"And It Came to Pass - A Remarkable Evidence the Book of Mormon Is True"
By Timothy Sedor, Sr.
We are told that The Book of Mormon was written in what was called the Reformed Egyptian language. It is likely that this language would later be called Arabic, an emerging new language at the time of Nephi. For certain we know that the plates of the Book of Mormon contain Arabic characters (Joseph Smith - History 1:64). While many readers wonder why the Book of Mormon keeps repeating the phrase "And it came to pass," several years ago I learned that throughout history Arabic authors and modern Arabic story tellers use that exact phrase "And it came to pass." Indeed each time Arabic story tellers want to end one part of a story and to start another or change a subject, they use the Arabic phrase "And it came to pass."
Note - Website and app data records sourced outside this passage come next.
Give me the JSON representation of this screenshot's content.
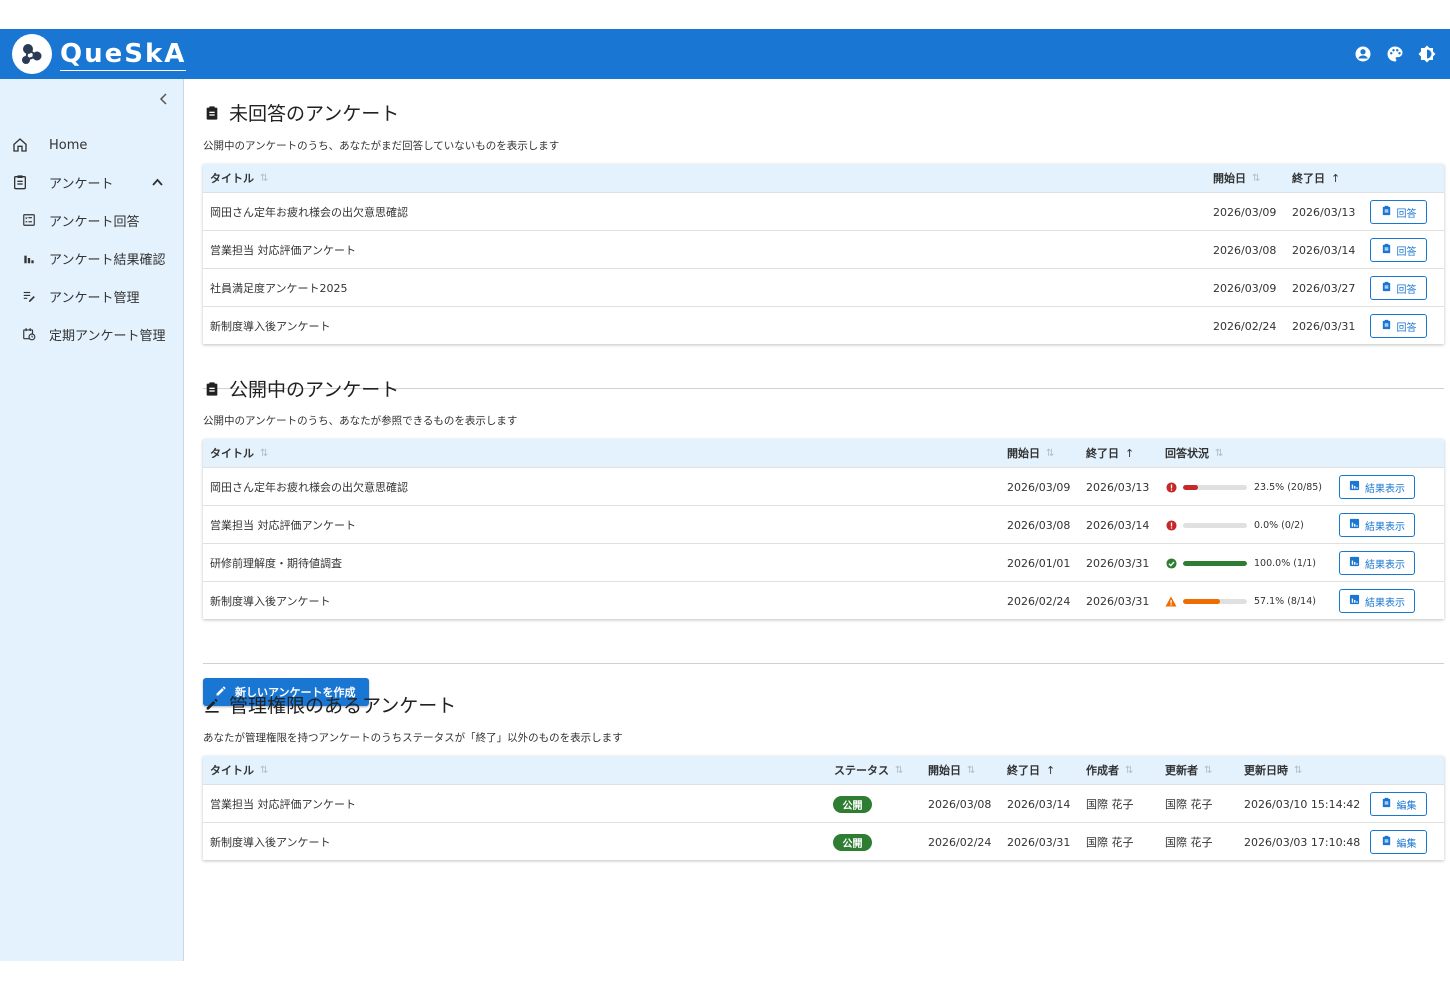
{
  "app": {
    "title": "QueSkA"
  },
  "topbar": {
    "icons": [
      "account-circle-icon",
      "palette-icon",
      "theme-toggle-icon"
    ]
  },
  "sidebar": {
    "items": [
      {
        "label": "Home",
        "icon": "home-icon"
      },
      {
        "label": "アンケート",
        "icon": "clipboard-icon"
      },
      {
        "label": "アンケート回答",
        "icon": "form-icon"
      },
      {
        "label": "アンケート結果確認",
        "icon": "bar-chart-icon"
      },
      {
        "label": "アンケート管理",
        "icon": "edit-list-icon"
      },
      {
        "label": "定期アンケート管理",
        "icon": "calendar-clock-icon"
      }
    ]
  },
  "unanswered": {
    "title": "未回答のアンケート",
    "desc": "公開中のアンケートのうち、あなたがまだ回答していないものを表示します",
    "headers": {
      "title": "タイトル",
      "start": "開始日",
      "end": "終了日"
    },
    "rows": [
      {
        "title": "岡田さん定年お疲れ様会の出欠意思確認",
        "start": "2026/03/09",
        "end": "2026/03/13",
        "action": "回答"
      },
      {
        "title": "営業担当 対応評価アンケート",
        "start": "2026/03/08",
        "end": "2026/03/14",
        "action": "回答"
      },
      {
        "title": "社員満足度アンケート2025",
        "start": "2026/03/09",
        "end": "2026/03/27",
        "action": "回答"
      },
      {
        "title": "新制度導入後アンケート",
        "start": "2026/02/24",
        "end": "2026/03/31",
        "action": "回答"
      }
    ]
  },
  "published": {
    "title": "公開中のアンケート",
    "desc": "公開中のアンケートのうち、あなたが参照できるものを表示します",
    "headers": {
      "title": "タイトル",
      "start": "開始日",
      "end": "終了日",
      "status": "回答状況"
    },
    "rows": [
      {
        "title": "岡田さん定年お疲れ様会の出欠意思確認",
        "start": "2026/03/09",
        "end": "2026/03/13",
        "progress": 0.235,
        "pct_text": "23.5% (20/85)",
        "state": "error",
        "color": "#c62828",
        "action": "結果表示"
      },
      {
        "title": "営業担当 対応評価アンケート",
        "start": "2026/03/08",
        "end": "2026/03/14",
        "progress": 0.0,
        "pct_text": "0.0% (0/2)",
        "state": "error",
        "color": "#c62828",
        "action": "結果表示"
      },
      {
        "title": "研修前理解度・期待値調査",
        "start": "2026/01/01",
        "end": "2026/03/31",
        "progress": 1.0,
        "pct_text": "100.0% (1/1)",
        "state": "ok",
        "color": "#2e7d32",
        "action": "結果表示"
      },
      {
        "title": "新制度導入後アンケート",
        "start": "2026/02/24",
        "end": "2026/03/31",
        "progress": 0.571,
        "pct_text": "57.1% (8/14)",
        "state": "warn",
        "color": "#ef6c00",
        "action": "結果表示"
      }
    ]
  },
  "new_button": {
    "label": "新しいアンケートを作成"
  },
  "managed": {
    "title": "管理権限のあるアンケート",
    "desc": "あなたが管理権限を持つアンケートのうちステータスが「終了」以外のものを表示します",
    "headers": {
      "title": "タイトル",
      "status": "ステータス",
      "start": "開始日",
      "end": "終了日",
      "creator": "作成者",
      "updater": "更新者",
      "updated": "更新日時"
    },
    "rows": [
      {
        "title": "営業担当 対応評価アンケート",
        "status": "公開",
        "start": "2026/03/08",
        "end": "2026/03/14",
        "creator": "国際 花子",
        "updater": "国際 花子",
        "updated": "2026/03/10 15:14:42",
        "action": "編集"
      },
      {
        "title": "新制度導入後アンケート",
        "status": "公開",
        "start": "2026/02/24",
        "end": "2026/03/31",
        "creator": "国際 花子",
        "updater": "国際 花子",
        "updated": "2026/03/03 17:10:48",
        "action": "編集"
      }
    ]
  }
}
I recently confirmed with Arab friends what I learned years ago as I attended a fireside in Saudi Arabia hosted by a devout Muslim. He had been a linguistics professor at The University of Utah, and his native tongue is Arabic.
The LDS Church asked him if he would translate the Book of Mormon from English to Arabic. The university gave him permission to do the translation on his own time, which would be after working hours.
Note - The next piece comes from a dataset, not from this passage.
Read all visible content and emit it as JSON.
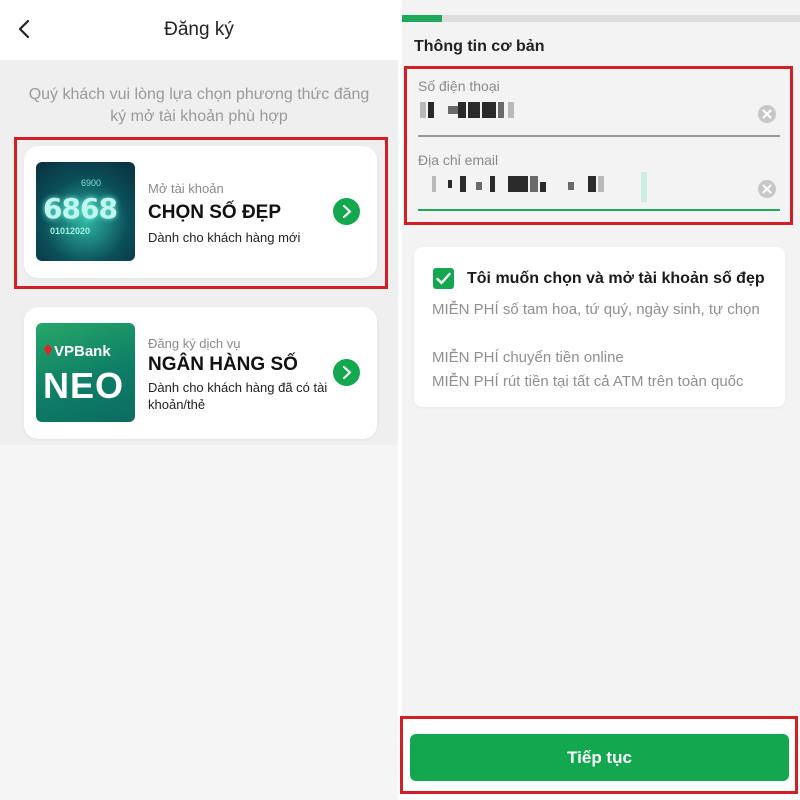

Since English and Arabic are from a different family of languages unlike French, Italian and Spanish, etc. that could be easily translated, the difference in the two languages became a problem. The title of the fireside was "The incompatibility of Two Languages: English and Arabic."
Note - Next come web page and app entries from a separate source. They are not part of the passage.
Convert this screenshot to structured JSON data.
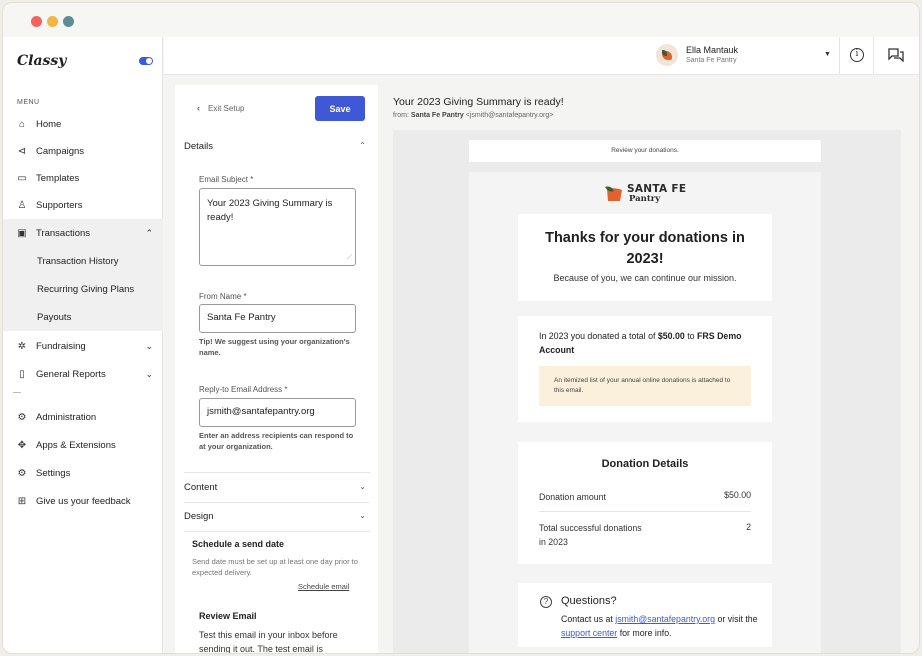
{
  "app": {
    "logo": "Classy",
    "toggle_on": true
  },
  "sidebar": {
    "menu_label": "MENU",
    "items": [
      {
        "label": "Home",
        "icon": "home-icon"
      },
      {
        "label": "Campaigns",
        "icon": "megaphone-icon"
      },
      {
        "label": "Templates",
        "icon": "template-icon"
      },
      {
        "label": "Supporters",
        "icon": "supporters-icon"
      },
      {
        "label": "Transactions",
        "icon": "transactions-icon",
        "expanded": true
      },
      {
        "label": "Transaction History"
      },
      {
        "label": "Recurring Giving Plans"
      },
      {
        "label": "Payouts"
      },
      {
        "label": "Fundraising",
        "icon": "fundraising-icon"
      },
      {
        "label": "General Reports",
        "icon": "report-icon"
      },
      {
        "label": "Administration",
        "icon": "admin-icon"
      },
      {
        "label": "Apps & Extensions",
        "icon": "puzzle-icon"
      },
      {
        "label": "Settings",
        "icon": "gear-icon"
      },
      {
        "label": "Give us your feedback",
        "icon": "feedback-icon"
      }
    ]
  },
  "header": {
    "user_name": "Ella Mantauk",
    "user_org": "Santa Fe Pantry"
  },
  "setup": {
    "exit_label": "Exit Setup",
    "save_label": "Save",
    "details_label": "Details",
    "subject_label": "Email Subject *",
    "subject_value": "Your 2023 Giving Summary is ready!",
    "from_name_label": "From Name *",
    "from_name_value": "Santa Fe Pantry",
    "from_name_tip": "Tip! We suggest using your organization's name.",
    "reply_label": "Reply-to Email Address *",
    "reply_value": "jsmith@santafepantry.org",
    "reply_tip": "Enter an address recipients can respond to at your organization.",
    "content_label": "Content",
    "design_label": "Design",
    "schedule_title": "Schedule a send date",
    "schedule_text": "Send date must be set up at least one day prior to expected delivery.",
    "schedule_link": "Schedule email",
    "review_title": "Review Email",
    "review_text": "Test this email in your inbox before sending it out. The test email is"
  },
  "preview": {
    "subject": "Your 2023 Giving Summary is ready!",
    "from_prefix": "from:",
    "from_name": "Santa Fe Pantry",
    "from_email": "<jsmith@santafepantry.org>",
    "review_bar": "Review your donations.",
    "brand_name": "SANTA FE",
    "brand_sub": "Pantry",
    "thanks_title": "Thanks for your donations in 2023!",
    "thanks_sub": "Because of you, we can continue our mission.",
    "total_prefix": "In 2023 you donated a total of",
    "total_amount": "$50.00",
    "total_to": "to",
    "total_account": "FRS Demo Account",
    "note": "An itemized list of your annual online donations is attached to this email.",
    "details_title": "Donation Details",
    "donation_amount_label": "Donation amount",
    "donation_amount_value": "$50.00",
    "total_successful_label": "Total successful donations in 2023",
    "total_successful_value": "2",
    "questions_title": "Questions?",
    "questions_prefix": "Contact us at",
    "questions_email": "jsmith@santafepantry.org",
    "questions_mid": "or visit the",
    "questions_link": "support center",
    "questions_suffix": "for more info."
  },
  "colors": {
    "accent": "#3f59d6",
    "note_bg": "#fbf0db",
    "brand_orange": "#e0622f",
    "brand_green": "#3e5a2e"
  }
}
He started his presentation by explaining that [in his opinion] the original language of the Book of Mormon was in Arabic, not Hebrew, as Arabic is one of the purest of all known languages in that it never suffered major changes over the years as Hebrew and other languages have.
He went into explaining the difference between a Western author and an Arabic author. He said, "They are as different as night and day. The author of the Book of Mormon was definitely an Arabic author. To make a point, no self-respecting Western writer would have written, "River of water" as it is a redundant phrase. However an Arabic writer would do so, for the more redundant he would write, the more melodic his writing becomes and your Book of Mormon is the most beautiful sounding book I have ever read."
"The phrase 'and it came to pass'," the professor said, "Is a wonderful phrase, but have you noticed that nothing comes to pass in your Book? In Arabic, it means, I am changing the subject."
He went on to tell how he managed to translate the book, which he did in the evenings at home. When he would find a blockage and couldn't proceed, he would turn off the lights and go to bed, only to be woken up in the middle of the night with the answer, and he would then return and complete his translation.
We all smiled knowingly.
The translation took him a year to complete. To solve the problem of translation, since the two languages are so different, he chose to visualize what Joseph Smith actually saw so as to have him choose the words he translated.
The professor presented a treasure of information about the Book of Mormon that evening. I am sorry not to have retained it in memory.
He ended the presentation with, "I know that Joseph Smith translated the plates with divine help, for there is information in the Book of Mormon that no man in Joseph Smith's situation and time could possibly have known without that type of help."